# Task details:
Each record is to be reproduced verbatim.

Start of Data for this exercise

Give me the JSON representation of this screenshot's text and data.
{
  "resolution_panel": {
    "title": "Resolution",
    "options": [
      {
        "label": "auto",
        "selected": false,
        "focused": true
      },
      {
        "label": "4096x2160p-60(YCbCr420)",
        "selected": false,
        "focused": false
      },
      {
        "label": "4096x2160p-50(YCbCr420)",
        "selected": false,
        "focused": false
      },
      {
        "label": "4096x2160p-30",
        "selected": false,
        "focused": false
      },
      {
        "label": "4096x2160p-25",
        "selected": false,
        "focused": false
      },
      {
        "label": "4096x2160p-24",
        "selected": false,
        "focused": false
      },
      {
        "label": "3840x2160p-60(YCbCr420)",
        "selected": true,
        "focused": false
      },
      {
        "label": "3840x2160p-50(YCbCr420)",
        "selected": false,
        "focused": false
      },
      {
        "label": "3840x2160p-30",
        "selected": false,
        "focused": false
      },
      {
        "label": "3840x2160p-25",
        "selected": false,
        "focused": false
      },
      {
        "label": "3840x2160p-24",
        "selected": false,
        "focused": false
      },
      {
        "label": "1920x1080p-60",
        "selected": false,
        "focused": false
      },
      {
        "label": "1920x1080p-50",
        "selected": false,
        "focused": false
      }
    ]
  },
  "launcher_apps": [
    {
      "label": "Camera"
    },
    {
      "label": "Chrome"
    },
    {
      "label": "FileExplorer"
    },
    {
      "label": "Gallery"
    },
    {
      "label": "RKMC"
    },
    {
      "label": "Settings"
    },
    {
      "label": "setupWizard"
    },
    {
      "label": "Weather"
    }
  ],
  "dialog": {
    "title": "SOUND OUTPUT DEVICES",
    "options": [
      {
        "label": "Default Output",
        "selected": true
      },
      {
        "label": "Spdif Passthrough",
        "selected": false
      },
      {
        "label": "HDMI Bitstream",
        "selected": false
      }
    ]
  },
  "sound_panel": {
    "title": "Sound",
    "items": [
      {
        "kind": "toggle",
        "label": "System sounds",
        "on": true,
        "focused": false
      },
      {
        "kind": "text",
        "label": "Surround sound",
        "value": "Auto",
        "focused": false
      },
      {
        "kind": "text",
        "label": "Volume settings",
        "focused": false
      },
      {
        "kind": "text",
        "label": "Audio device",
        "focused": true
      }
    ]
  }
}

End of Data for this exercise

# Exercise response:
Give me the JSON representation of this screenshot's text and data.
{
  "resolution_panel": {
    "title": "Resolution",
    "options": [
      {
        "label": "auto",
        "selected": false,
        "focused": true
      },
      {
        "label": "4096x2160p-60(YCbCr420)",
        "selected": false,
        "focused": false
      },
      {
        "label": "4096x2160p-50(YCbCr420)",
        "selected": false,
        "focused": false
      },
      {
        "label": "4096x2160p-30",
        "selected": false,
        "focused": false
      },
      {
        "label": "4096x2160p-25",
        "selected": false,
        "focused": false
      },
      {
        "label": "4096x2160p-24",
        "selected": false,
        "focused": false
      },
      {
        "label": "3840x2160p-60(YCbCr420)",
        "selected": true,
        "focused": false
      },
      {
        "label": "3840x2160p-50(YCbCr420)",
        "selected": false,
        "focused": false
      },
      {
        "label": "3840x2160p-30",
        "selected": false,
        "focused": false
      },
      {
        "label": "3840x2160p-25",
        "selected": false,
        "focused": false
      },
      {
        "label": "3840x2160p-24",
        "selected": false,
        "focused": false
      },
      {
        "label": "1920x1080p-60",
        "selected": false,
        "focused": false
      },
      {
        "label": "1920x1080p-50",
        "selected": false,
        "focused": false
      }
    ]
  },
  "launcher_apps": [
    {
      "label": "Camera"
    },
    {
      "label": "Chrome"
    },
    {
      "label": "FileExplorer"
    },
    {
      "label": "Gallery"
    },
    {
      "label": "RKMC"
    },
    {
      "label": "Settings"
    },
    {
      "label": "setupWizard"
    },
    {
      "label": "Weather"
    }
  ],
  "dialog": {
    "title": "SOUND OUTPUT DEVICES",
    "options": [
      {
        "label": "Default Output",
        "selected": true
      },
      {
        "label": "Spdif Passthrough",
        "selected": false
      },
      {
        "label": "HDMI Bitstream",
        "selected": false
      }
    ]
  },
  "sound_panel": {
    "title": "Sound",
    "items": [
      {
        "kind": "toggle",
        "label": "System sounds",
        "on": true,
        "focused": false
      },
      {
        "kind": "text",
        "label": "Surround sound",
        "value": "Auto",
        "focused": false
      },
      {
        "kind": "text",
        "label": "Volume settings",
        "focused": false
      },
      {
        "kind": "text",
        "label": "Audio device",
        "focused": true
      }
    ]
  }
}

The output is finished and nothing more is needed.